And today we are generally without sufficient personal tools to handle this. Human beings have always been restless and grandiose, but in previous generations they had more tools – religious and societal – to handle restlessness, grandiosity, and frustration. For example, in previous generations the cultural ethos gave people much less permission to cultivate ego than it does today. Previous to our own generation, one had to be more apologetic about self-promotion, self-canonization, overt greed, and crass self-centeredness. Humility was espoused as a virtue and no one was supposed to get too big for his or her britches. That threw a lot of cold water on ego, crass self-assertion, and greed, in effect dampening grandiosity. The message back then was clear: You’re not the center of the universe!

By and large, that’s no longer the case today. Society, more and more, gives us license to be grandiose, to set ourselves up as the center and proudly announce that publicly. Not only are we allowed today to get too big for our britches, we aren’t culturally admired unless we do assert ourselves in that way. And that’s a formula for jealousy, bitterness, and violence. Grandiosity and restlessness need healthy guidance both from the culture and from religion. Today, we generally do not see that guidance.

We are dangerously weak in inculcating into the consciousness of society, especially into the consciousness of the young, a number of vital human and religious truths: To God alone belongs the glory! In this life ultimately all symphonies remain unfinished. You are not the center of the earth. There is real sin! Selfishness is not a virtue! Humility is a virtue! You will only find life by giving it away! Other lives are as real as your own!

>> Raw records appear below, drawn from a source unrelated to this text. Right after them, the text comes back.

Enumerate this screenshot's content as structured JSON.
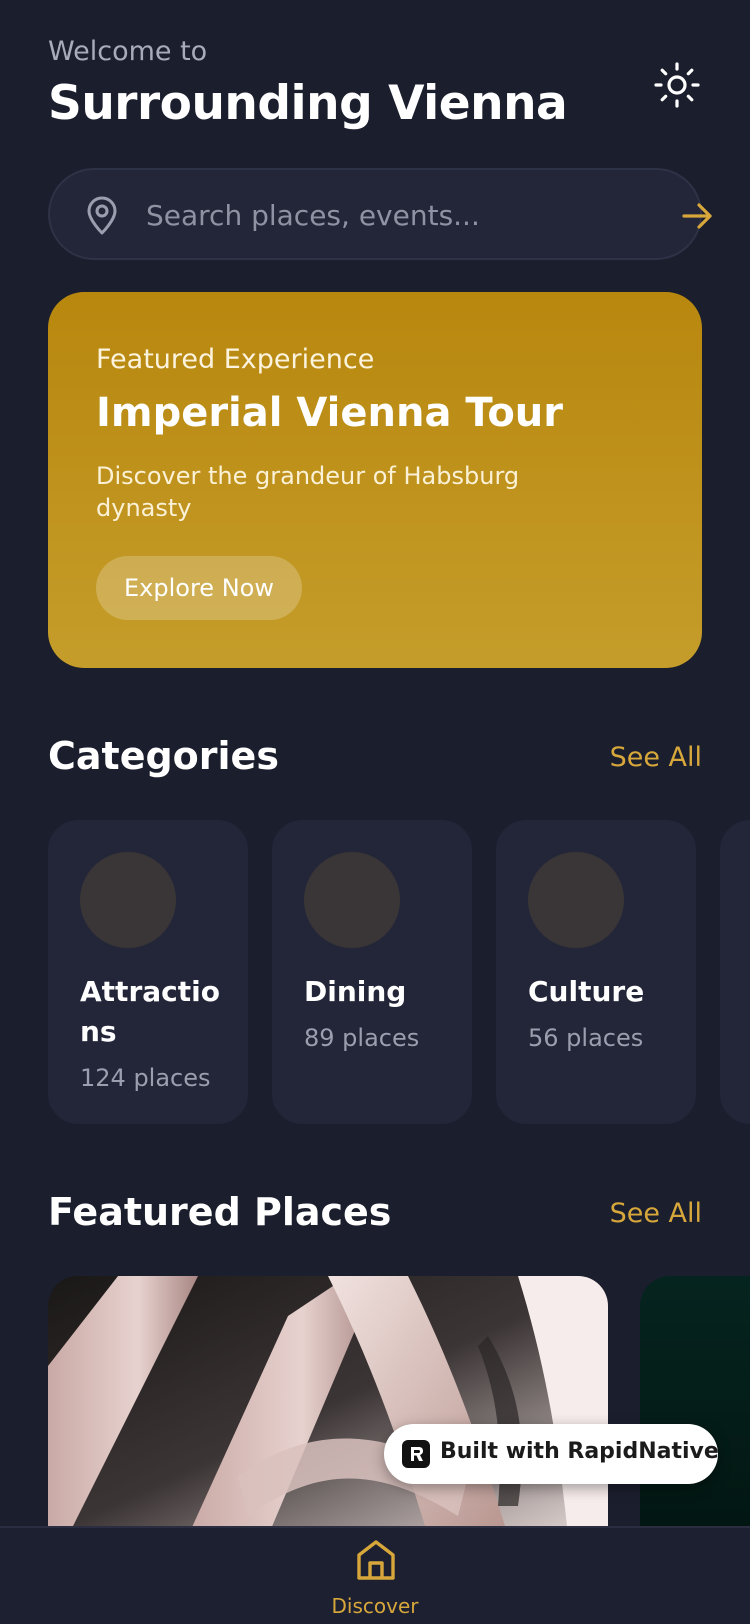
{
  "header": {
    "welcome": "Welcome to",
    "title": "Surrounding Vienna",
    "theme_toggle_icon": "sun-icon"
  },
  "search": {
    "placeholder": "Search places, events...",
    "value": "",
    "leading_icon": "map-pin-icon",
    "submit_icon": "arrow-right-icon"
  },
  "featured": {
    "kicker": "Featured Experience",
    "title": "Imperial Vienna Tour",
    "description": "Discover the grandeur of Habsburg dynasty",
    "button_label": "Explore Now"
  },
  "categories": {
    "title": "Categories",
    "see_all": "See All",
    "items": [
      {
        "name": "Attractions",
        "count": "124 places"
      },
      {
        "name": "Dining",
        "count": "89 places"
      },
      {
        "name": "Culture",
        "count": "56 places"
      }
    ]
  },
  "featured_places": {
    "title": "Featured Places",
    "see_all": "See All"
  },
  "badge": {
    "label": "Built with RapidNative"
  },
  "nav": {
    "items": [
      {
        "label": "Discover",
        "icon": "home-icon",
        "active": true
      }
    ]
  },
  "colors": {
    "background": "#1b1e2d",
    "surface": "#232638",
    "accent": "#d7a73b",
    "hero_gold": "#c59d2a"
  }
}
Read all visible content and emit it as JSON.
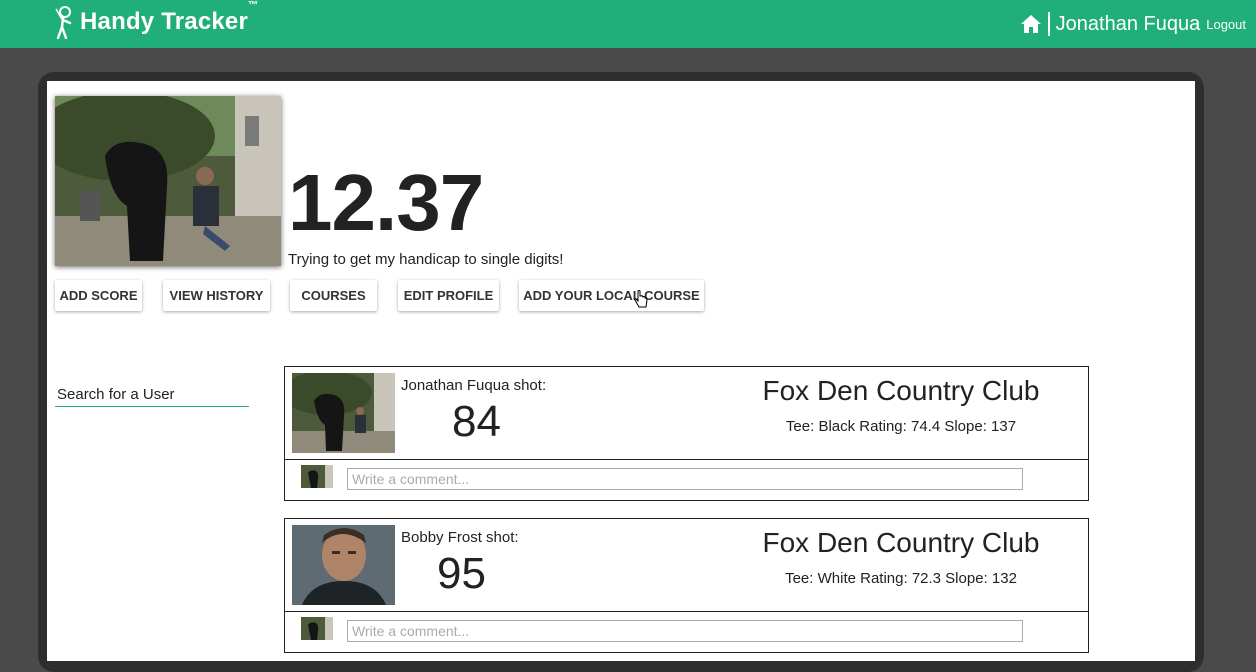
{
  "navbar": {
    "brand": "Handy Tracker",
    "brand_tm": "™",
    "user_name": "Jonathan Fuqua",
    "logout": "Logout",
    "home_icon": "home-icon",
    "logo_icon": "golfer-icon"
  },
  "profile": {
    "handicap": "12.37",
    "bio": "Trying to get my handicap to single digits!"
  },
  "buttons": {
    "add_score": "ADD SCORE",
    "view_history": "VIEW HISTORY",
    "courses": "COURSES",
    "edit_profile": "EDIT PROFILE",
    "add_course": "ADD YOUR LOCAL COURSE"
  },
  "search": {
    "placeholder": "Search for a User"
  },
  "feed": [
    {
      "shot_label": "Jonathan Fuqua shot:",
      "score": "84",
      "course": "Fox Den Country Club",
      "tee_info": "Tee: Black Rating: 74.4 Slope: 137",
      "comment_placeholder": "Write a comment..."
    },
    {
      "shot_label": "Bobby Frost shot:",
      "score": "95",
      "course": "Fox Den Country Club",
      "tee_info": "Tee: White Rating: 72.3 Slope: 132",
      "comment_placeholder": "Write a comment..."
    }
  ],
  "colors": {
    "brand_green": "#20af7a",
    "background": "#4a4a4a"
  }
}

We have failed our youth by giving them unrealistic expectations, even as we are depriving them of the tools with which to handle those expectations.